The following is a table from Biological Psychology, by Rosenzweig, Breedlove and Lehman, reproduced by kind permission of the publishers, Sinauer. This is not a book about hypnosis and, indeed, hypnosis isn't mentioned anywhere else in its 650 academic pages so it's not in any sense a flag waver for the hypnotherapy profession.
It compares various types of pain relief intervention, and hypnosis is the only one with no negative comment.
|Placebo||May activate endorphin-mediated pain control system||Sometimes inhibited by opiate antagonists|
|Hypnosis||Alters brain's perception of pain||Control unaffected by opiate antagonists|
|Stress||Both opioid and non-opioid mechanisms||Clinically impractical and inappropriate|
|Cognitive (learning, coping strategies)||May activate endorphin-mediated pain control system||Limited usefulness in severe pain|
|Opiates||Bind to opioid receptors in peri-aqueductal gray and spinal cord||Severe side effects due to binding in other brain regions|

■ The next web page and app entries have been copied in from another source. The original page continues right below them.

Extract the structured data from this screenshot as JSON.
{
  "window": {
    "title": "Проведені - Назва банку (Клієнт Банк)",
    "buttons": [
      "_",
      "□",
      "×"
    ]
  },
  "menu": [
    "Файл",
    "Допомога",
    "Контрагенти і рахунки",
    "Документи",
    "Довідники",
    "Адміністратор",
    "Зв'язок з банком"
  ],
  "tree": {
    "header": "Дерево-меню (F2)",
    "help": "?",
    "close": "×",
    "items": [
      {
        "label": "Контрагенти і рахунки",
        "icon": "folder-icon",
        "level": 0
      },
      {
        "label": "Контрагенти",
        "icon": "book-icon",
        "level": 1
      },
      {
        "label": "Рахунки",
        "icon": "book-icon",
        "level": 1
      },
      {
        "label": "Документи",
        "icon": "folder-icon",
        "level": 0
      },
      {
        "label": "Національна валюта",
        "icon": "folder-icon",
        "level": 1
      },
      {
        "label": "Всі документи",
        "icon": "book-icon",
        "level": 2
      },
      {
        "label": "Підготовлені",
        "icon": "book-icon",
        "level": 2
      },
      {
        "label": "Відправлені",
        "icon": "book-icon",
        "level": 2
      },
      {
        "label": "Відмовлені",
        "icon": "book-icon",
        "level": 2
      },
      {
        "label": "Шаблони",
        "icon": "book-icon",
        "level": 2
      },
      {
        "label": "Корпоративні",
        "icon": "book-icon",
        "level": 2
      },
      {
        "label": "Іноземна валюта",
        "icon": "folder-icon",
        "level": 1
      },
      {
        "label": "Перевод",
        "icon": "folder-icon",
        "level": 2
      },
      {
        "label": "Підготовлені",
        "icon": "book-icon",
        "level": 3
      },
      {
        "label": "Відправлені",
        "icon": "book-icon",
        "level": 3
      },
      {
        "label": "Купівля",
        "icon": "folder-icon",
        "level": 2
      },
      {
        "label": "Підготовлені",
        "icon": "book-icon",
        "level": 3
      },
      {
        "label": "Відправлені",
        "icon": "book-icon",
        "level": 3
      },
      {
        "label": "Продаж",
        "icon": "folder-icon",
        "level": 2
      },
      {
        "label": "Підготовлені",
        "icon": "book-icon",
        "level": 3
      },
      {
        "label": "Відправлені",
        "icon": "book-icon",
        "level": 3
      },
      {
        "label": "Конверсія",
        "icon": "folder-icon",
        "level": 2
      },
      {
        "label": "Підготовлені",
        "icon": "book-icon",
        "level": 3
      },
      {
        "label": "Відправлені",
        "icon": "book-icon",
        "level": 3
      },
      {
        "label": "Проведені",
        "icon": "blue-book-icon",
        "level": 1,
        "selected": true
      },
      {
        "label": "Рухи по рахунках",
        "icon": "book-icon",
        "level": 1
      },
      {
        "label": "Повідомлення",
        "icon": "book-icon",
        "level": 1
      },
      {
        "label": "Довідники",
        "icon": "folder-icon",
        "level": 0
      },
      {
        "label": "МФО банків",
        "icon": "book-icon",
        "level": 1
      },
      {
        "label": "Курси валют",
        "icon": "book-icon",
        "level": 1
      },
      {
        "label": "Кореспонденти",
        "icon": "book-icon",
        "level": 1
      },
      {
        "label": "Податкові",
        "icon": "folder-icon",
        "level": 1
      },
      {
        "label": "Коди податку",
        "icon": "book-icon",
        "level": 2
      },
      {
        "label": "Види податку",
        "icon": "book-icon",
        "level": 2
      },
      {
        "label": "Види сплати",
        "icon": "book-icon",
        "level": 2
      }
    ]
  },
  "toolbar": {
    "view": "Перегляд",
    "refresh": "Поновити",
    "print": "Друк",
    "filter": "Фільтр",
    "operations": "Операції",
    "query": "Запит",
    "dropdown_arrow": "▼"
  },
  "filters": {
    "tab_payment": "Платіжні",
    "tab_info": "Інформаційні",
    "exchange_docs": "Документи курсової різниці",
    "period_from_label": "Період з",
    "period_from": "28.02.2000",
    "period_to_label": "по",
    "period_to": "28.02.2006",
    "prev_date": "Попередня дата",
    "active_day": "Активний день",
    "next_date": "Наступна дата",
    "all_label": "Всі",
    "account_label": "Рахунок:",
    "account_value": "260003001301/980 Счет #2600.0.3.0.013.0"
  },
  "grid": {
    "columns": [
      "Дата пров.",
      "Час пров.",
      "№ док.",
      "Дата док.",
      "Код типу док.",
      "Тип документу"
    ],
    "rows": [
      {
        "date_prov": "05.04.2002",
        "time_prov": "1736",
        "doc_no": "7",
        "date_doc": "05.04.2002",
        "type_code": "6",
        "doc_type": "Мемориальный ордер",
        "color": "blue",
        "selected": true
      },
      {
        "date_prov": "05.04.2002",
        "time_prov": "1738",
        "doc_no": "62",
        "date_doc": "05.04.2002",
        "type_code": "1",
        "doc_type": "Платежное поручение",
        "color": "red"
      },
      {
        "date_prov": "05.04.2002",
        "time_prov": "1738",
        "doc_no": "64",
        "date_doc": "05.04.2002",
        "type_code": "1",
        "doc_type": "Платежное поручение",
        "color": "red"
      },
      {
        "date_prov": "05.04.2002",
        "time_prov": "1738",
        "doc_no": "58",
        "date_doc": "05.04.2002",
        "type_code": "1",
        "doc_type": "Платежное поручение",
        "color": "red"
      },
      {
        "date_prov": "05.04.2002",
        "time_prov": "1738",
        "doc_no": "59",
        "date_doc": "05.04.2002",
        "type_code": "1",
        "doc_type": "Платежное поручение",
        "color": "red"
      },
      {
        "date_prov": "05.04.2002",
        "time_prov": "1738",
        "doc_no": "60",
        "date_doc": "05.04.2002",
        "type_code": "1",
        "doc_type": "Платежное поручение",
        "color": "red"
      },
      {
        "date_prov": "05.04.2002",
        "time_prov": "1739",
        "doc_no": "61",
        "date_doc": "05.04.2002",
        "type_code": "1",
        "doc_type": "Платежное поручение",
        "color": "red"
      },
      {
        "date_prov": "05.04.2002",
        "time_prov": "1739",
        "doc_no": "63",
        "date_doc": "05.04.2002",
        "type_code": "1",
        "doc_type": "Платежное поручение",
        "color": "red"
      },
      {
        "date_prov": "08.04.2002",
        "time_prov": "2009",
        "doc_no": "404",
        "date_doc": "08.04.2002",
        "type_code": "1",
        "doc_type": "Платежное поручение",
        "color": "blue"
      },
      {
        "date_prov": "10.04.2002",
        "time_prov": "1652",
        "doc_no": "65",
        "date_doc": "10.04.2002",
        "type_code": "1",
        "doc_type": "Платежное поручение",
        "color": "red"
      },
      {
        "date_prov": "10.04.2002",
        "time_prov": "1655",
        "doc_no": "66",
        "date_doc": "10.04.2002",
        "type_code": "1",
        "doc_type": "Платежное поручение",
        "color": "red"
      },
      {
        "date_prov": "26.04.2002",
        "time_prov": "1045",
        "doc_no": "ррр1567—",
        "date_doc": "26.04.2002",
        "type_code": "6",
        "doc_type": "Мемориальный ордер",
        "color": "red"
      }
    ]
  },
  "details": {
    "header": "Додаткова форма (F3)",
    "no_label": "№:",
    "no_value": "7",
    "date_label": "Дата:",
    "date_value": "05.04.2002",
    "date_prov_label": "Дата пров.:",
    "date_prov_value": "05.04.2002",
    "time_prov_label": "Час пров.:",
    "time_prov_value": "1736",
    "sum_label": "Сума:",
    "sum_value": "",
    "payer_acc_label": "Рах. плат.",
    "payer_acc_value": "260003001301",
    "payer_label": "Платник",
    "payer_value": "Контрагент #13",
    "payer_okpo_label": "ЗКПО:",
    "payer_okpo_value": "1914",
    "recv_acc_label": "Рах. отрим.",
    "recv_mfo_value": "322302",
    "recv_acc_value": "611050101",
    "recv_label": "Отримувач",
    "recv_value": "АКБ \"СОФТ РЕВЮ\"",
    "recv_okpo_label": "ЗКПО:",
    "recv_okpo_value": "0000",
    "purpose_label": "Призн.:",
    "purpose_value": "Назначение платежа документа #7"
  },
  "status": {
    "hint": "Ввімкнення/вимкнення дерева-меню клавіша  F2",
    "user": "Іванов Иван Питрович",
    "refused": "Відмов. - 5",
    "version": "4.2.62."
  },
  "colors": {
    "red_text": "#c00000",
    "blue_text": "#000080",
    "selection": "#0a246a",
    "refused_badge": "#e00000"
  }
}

|Spinal Block||Drugs block pain signals in spinal cord||Avoids side effects of systematic administration|
|Anti-inflammatory drugs||Blocks prostaglandin and leukotriene synthesis at site of injury||Major side effects|
|Aspirin||Blocks prostaglandin synthesis at site of injury||Does not block leukotriene synthesis|
|TENS/Mechanical||Tactile or electrical stimulation of large fibres blocks or alters pain signal to brain||Segmental control; must be applied at site of pain|
|Acupuncture||Similar to TENS||Sometimes affected by opiate antagonists|
|Central gray||Electrical stimulation activates endorphin-mediated pain control systems, blocking pain signal in spinal cord||Control inhibited by opiate antagonists|
|Cut peripheral nerve cord||Create physical break in pain pathway||Considerable risk of failure or return of pain|
|Rhizotomy (cutting dorsal root)|